MACON – Mercer University School of Law third-year students Michael Downing and Bryce Everett won the American Bar Association (ABA) Law Student Division Negotiation Competition. This is the first time Mercer Law School has won the national competition.
Downing and Everett advanced to nationals after winning the Regional Negotiation Competition in November.
The competition simulates legal negotiations in which law students, acting as lawyers, negotiate a series of legal problems. The simulations consist of a common set of facts known by all participants and confidential information known only to the participants representing a particular side. All of the simulations deal with the same general topic, but the negotiation situation varies with each round and level of the competition.
“Mercer Law is committed to supporting students from law school admission to bar admission,” said Interim Dean Karen J. Sneddon. “Our renewed and strategic focus on the advocacy program reinforces this commitment and develops and refines a range of lawyering skills. This competition success is a result of hours of dedication from the strong competitors, the supportive coaches and an innovative director of advocacy.”
“I’m thrilled Michael and I could achieve this win for Mercer,” said Everett. “Virtually competing five different times in a span of 48 hours, with a new problem set each time, was challenging to say the least. However, our coaches and teammates did an amazing job supporting us throughout the competition.”
Mercer Law alumni Christopher Steele, ’11, and Brandon Rosenstein, ’20, have coached the national championship-winning team since August 2021.

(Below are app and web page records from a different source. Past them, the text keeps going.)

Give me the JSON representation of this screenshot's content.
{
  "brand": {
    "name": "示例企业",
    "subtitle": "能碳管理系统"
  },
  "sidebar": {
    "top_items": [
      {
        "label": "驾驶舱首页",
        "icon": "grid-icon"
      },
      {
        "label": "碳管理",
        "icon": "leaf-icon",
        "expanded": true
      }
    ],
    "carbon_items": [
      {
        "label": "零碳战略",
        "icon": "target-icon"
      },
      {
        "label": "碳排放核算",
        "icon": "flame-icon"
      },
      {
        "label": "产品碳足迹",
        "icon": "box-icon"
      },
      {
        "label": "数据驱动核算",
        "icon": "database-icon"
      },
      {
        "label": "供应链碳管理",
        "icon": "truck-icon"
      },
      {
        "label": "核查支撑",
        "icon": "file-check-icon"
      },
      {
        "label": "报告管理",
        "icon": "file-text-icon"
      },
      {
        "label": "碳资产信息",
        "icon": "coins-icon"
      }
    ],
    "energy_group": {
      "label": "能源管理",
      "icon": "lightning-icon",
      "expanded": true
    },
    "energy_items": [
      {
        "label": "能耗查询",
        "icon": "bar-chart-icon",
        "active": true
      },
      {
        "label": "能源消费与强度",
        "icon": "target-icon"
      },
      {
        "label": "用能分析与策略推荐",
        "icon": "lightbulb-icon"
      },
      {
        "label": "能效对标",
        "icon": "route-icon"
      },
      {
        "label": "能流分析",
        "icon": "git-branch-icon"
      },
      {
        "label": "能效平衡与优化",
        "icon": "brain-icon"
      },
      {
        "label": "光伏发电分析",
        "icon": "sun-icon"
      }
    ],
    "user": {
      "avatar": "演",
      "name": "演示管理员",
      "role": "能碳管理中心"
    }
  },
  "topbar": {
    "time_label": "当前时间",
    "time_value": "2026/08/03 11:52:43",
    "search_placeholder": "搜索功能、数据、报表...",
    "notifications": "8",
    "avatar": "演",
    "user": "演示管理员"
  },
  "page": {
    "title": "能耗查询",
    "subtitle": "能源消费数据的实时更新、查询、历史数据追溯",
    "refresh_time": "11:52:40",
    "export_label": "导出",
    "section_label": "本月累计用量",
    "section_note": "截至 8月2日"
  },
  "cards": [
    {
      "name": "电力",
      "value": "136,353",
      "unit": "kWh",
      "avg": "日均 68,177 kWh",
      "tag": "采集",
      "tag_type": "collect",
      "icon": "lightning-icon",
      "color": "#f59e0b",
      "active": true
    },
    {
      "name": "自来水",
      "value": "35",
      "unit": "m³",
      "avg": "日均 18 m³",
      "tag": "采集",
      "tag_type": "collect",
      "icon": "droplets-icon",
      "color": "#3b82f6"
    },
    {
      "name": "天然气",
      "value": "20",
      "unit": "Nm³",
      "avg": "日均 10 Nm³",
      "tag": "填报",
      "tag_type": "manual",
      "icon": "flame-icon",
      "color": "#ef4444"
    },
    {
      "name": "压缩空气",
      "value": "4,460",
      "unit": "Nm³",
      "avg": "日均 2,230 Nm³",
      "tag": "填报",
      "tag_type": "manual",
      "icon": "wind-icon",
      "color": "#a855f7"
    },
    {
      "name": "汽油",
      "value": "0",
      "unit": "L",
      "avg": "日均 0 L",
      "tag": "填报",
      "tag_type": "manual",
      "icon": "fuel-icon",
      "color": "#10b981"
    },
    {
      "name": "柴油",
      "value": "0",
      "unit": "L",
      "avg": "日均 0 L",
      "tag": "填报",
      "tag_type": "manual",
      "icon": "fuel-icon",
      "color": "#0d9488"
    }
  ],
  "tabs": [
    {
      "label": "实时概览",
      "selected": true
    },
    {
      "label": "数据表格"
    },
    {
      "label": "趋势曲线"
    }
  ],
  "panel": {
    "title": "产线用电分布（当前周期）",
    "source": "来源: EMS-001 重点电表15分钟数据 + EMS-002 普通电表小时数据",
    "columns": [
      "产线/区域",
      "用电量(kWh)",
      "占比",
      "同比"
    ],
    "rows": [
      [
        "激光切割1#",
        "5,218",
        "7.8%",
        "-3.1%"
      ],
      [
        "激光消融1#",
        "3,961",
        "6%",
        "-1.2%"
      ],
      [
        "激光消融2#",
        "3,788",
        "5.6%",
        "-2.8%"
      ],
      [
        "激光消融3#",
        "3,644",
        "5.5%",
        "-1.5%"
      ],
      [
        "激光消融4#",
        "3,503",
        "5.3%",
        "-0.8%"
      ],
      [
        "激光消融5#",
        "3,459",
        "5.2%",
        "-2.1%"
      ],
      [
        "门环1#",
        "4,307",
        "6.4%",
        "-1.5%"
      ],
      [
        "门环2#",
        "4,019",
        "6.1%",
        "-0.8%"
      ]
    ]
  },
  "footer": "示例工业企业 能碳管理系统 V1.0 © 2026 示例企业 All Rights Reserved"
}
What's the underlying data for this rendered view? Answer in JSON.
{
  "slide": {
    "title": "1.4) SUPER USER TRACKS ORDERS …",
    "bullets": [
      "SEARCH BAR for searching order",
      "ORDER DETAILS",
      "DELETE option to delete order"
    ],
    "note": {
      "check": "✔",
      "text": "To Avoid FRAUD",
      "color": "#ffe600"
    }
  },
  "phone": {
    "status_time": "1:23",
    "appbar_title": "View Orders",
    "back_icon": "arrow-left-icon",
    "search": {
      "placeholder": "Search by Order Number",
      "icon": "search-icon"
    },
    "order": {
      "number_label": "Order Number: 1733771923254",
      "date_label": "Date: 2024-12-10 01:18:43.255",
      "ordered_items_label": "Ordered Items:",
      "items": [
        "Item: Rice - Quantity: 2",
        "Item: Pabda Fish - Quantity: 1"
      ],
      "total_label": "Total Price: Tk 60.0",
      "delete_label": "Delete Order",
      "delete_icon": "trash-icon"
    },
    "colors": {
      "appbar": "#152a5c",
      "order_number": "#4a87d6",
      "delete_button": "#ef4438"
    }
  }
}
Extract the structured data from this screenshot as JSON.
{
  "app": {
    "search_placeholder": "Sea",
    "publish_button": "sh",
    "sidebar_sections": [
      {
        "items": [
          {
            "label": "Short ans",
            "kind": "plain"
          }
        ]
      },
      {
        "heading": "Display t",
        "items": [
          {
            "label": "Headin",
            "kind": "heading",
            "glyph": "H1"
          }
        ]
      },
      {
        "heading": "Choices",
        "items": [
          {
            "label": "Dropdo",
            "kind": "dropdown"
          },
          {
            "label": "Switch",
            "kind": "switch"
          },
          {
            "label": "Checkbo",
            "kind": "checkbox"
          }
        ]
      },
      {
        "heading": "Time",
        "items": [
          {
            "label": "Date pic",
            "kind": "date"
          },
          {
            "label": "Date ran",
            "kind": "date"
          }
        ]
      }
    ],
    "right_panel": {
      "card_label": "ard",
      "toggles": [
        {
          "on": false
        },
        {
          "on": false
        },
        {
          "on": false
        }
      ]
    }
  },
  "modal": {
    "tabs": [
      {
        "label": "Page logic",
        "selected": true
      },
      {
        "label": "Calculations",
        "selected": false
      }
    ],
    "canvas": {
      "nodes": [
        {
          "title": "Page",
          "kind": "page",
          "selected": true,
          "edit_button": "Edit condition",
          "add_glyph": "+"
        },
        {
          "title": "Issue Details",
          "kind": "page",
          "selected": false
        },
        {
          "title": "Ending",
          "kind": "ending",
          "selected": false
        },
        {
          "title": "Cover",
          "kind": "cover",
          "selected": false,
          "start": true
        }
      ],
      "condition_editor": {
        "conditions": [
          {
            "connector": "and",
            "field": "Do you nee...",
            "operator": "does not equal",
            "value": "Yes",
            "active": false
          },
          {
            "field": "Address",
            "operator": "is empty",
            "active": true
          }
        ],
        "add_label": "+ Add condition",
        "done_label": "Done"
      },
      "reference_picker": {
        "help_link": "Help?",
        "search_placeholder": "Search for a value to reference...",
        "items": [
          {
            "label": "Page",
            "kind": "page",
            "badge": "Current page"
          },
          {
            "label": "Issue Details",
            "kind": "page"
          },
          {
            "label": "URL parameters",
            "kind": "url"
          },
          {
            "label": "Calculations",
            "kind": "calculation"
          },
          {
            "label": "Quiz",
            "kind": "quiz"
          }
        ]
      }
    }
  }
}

“It was such an honor to be able to work with my teammate, Bryce, and represent our team, coaches and school in such a tremendous way,” said Downing. “It was such a pleasure to pay off all the time and effort our team dedicated to learning and growing as negotiators. It has been an incredible honor to work with everyone and represent Mercer.”
“Michael and Bryce continue to demonstrate what it means to produce practice ready attorneys,” added director of advocacy Katie Powers. “Their dominant performance is really a credit to their preparation throughout the past year. We are so proud of each one of them, their teammates and their coaches.”